Apple apparently welcomes the iPad cannibalizing the market for both Windows PCs and Macs, according to comments made during the company's Jan. 24 earnings call.
"There is cannibalization clearly of the Mac by the iPad, but we continue to believe there is much more cannibalization of Windows PCs by the iPad," Apple CEO Tim Cook told analysts and media listening to the call, "and there's many more of them to cannibalize. And so we love that trend."
He also suggested that iOS devices are gaining more traction in the enterprise space, traditionally a stronghold for Windows PCs. "We've seen iPhones sort of being a catalyst," he said. "And the iPad moves after the iPhone. And in several accounts, we've seen the Mac follow that. So there are clear examples where one product has pulled the other."
Apple's revenue for its fiscal 2012 first quarter topped $46.33 billion, with a net profit of $13.06 billion. Quarterly iPad sales hit 15.43 million units.
But Apple isn't ready to totally dismiss Microsoft as a competitor in the mobility space, in which Google Android and Apple are battling for market share dominance. "So iOS is doing extremely well," Cook added. "I wouldn't say it's a two-horse race. There's a horse in Redmond that always suits up and runs and keeps running."
Nonetheless, Cook's comments reinforce the theory underlying Microsoft's own decision to port its upcoming Windows 8 to tablets in addition to traditional PCs. With businesses and consumers embracing mobile devices such as tablets and smartphones as one of their primary computing devices (if not their main device), Windows needs to spread to other form factors in order to stay relevant.
Despite the Windows brand name and what will surely be an intensive marketing push, Windows 8 could face something of an uphill battle in attempting to seize share from the iPad. Other tablets have plunged into the tablet arena with huge advertising budgets and the stated aim of becoming an "iPad killer," only to find apathetic customers and a general lack of buzz.
"Our checks indicate most sales of most competing tablet offerings including the Motorola Xyboard, RIM PlayBook, HTC View 4G, Samsung Galaxy tab and several other Android-based devices," T. Michael Walkley, an analyst with Canaccord Genuity, wrote in a Jan. 24 research note. "Also consistent with our checks, the Amazon Kindle Fire did not adversely impact iPad sales but more likely had a greater impact on e-reader sales."
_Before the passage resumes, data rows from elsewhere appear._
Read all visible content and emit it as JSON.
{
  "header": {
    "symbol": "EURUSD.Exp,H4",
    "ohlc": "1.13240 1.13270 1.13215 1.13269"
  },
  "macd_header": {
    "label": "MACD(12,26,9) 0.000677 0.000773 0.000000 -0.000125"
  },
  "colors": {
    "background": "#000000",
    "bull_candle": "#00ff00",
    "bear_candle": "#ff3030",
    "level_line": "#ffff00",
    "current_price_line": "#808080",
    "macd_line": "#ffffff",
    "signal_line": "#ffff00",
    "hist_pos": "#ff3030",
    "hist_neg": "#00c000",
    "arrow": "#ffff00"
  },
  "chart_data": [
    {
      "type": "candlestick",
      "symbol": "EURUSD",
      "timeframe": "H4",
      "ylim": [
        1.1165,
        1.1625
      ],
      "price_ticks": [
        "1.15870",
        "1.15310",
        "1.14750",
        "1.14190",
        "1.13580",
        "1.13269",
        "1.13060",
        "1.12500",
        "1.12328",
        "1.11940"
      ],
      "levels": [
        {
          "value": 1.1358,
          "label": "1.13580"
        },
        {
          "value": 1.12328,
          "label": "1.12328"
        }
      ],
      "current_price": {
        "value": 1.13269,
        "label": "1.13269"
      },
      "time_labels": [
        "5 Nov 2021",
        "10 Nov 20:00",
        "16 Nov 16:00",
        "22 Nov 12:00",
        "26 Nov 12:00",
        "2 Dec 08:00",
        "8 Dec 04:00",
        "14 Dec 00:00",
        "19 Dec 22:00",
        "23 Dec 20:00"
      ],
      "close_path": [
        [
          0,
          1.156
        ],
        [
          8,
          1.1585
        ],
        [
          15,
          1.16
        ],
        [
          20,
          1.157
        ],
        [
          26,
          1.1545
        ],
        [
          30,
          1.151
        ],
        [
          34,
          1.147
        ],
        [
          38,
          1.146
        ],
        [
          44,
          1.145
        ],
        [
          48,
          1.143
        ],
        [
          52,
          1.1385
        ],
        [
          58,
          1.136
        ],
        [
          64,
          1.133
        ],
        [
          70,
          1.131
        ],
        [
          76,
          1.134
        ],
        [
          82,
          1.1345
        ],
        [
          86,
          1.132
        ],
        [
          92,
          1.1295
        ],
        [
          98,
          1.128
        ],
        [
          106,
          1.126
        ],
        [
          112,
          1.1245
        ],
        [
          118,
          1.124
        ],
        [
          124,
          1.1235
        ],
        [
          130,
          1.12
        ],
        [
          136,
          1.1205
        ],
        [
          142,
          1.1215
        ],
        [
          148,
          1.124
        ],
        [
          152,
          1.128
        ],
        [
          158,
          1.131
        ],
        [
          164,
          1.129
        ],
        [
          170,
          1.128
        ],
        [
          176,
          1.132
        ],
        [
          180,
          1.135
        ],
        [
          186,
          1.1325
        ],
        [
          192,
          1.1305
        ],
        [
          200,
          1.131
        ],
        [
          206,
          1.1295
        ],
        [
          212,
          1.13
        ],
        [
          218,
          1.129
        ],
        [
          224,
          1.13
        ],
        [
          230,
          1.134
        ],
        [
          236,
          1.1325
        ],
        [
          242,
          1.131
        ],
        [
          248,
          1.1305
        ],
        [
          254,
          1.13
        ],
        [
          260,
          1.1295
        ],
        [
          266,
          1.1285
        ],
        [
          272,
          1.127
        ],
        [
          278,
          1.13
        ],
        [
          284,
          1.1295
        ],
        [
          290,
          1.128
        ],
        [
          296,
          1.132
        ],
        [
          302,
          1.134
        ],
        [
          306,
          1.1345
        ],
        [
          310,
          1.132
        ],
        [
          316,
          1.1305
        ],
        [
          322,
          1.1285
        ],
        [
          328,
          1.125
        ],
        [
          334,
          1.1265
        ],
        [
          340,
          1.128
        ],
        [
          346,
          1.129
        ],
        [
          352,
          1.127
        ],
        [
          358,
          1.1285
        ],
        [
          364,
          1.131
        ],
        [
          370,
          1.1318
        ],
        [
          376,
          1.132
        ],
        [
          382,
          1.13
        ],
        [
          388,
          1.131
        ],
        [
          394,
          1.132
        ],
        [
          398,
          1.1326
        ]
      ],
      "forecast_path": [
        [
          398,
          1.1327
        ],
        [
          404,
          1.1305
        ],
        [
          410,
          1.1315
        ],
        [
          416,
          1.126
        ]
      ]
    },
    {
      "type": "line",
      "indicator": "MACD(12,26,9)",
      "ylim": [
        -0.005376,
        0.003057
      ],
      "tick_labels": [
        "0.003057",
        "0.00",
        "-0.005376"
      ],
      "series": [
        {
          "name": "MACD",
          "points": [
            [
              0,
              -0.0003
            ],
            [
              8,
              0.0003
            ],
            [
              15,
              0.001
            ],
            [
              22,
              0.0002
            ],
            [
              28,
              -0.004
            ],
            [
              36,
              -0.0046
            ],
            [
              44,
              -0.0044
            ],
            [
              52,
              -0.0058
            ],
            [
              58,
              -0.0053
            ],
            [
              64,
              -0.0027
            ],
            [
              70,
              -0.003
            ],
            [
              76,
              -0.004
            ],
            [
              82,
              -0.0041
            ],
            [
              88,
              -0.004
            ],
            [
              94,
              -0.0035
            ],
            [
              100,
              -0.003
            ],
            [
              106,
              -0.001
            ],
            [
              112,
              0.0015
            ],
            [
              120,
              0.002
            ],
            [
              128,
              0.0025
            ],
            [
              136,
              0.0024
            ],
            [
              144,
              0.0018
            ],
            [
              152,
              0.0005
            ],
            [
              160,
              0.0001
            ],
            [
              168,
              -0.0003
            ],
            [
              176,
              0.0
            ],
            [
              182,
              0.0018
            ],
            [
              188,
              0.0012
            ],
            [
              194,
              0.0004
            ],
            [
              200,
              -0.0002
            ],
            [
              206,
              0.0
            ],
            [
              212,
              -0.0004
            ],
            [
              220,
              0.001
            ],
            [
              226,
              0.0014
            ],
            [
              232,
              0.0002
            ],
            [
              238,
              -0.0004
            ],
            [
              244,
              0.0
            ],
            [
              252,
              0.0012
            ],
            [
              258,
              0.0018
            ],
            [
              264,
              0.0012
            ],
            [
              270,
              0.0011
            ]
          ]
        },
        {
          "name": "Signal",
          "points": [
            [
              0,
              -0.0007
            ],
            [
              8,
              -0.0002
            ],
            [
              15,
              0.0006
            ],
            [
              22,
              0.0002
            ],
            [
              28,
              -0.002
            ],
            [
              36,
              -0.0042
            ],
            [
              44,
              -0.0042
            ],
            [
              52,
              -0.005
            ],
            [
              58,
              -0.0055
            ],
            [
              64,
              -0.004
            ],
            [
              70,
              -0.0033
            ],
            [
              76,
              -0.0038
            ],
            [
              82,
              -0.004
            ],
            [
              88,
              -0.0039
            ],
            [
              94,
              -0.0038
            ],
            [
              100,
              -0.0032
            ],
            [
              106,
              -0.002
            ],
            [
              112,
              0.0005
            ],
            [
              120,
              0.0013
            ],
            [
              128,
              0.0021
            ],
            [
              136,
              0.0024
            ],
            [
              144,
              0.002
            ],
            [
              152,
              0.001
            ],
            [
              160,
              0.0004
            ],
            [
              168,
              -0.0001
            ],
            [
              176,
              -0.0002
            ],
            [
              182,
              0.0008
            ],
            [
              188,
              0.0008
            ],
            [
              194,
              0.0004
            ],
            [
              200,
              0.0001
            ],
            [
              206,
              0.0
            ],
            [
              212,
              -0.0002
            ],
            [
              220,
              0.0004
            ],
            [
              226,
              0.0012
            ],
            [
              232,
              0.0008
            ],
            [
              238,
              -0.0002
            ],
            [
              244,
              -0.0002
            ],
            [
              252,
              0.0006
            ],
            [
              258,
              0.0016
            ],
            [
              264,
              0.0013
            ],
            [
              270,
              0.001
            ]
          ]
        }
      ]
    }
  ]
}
And if Microsoft and its manufacturing partners begin rolling out Windows 8 tablets in the second half of the year, their shiny new devices could find themselves battling toe-to-toe against Apple's next-generation tablet. Walkley predicted that the iPad 3 will debut during the June quarter.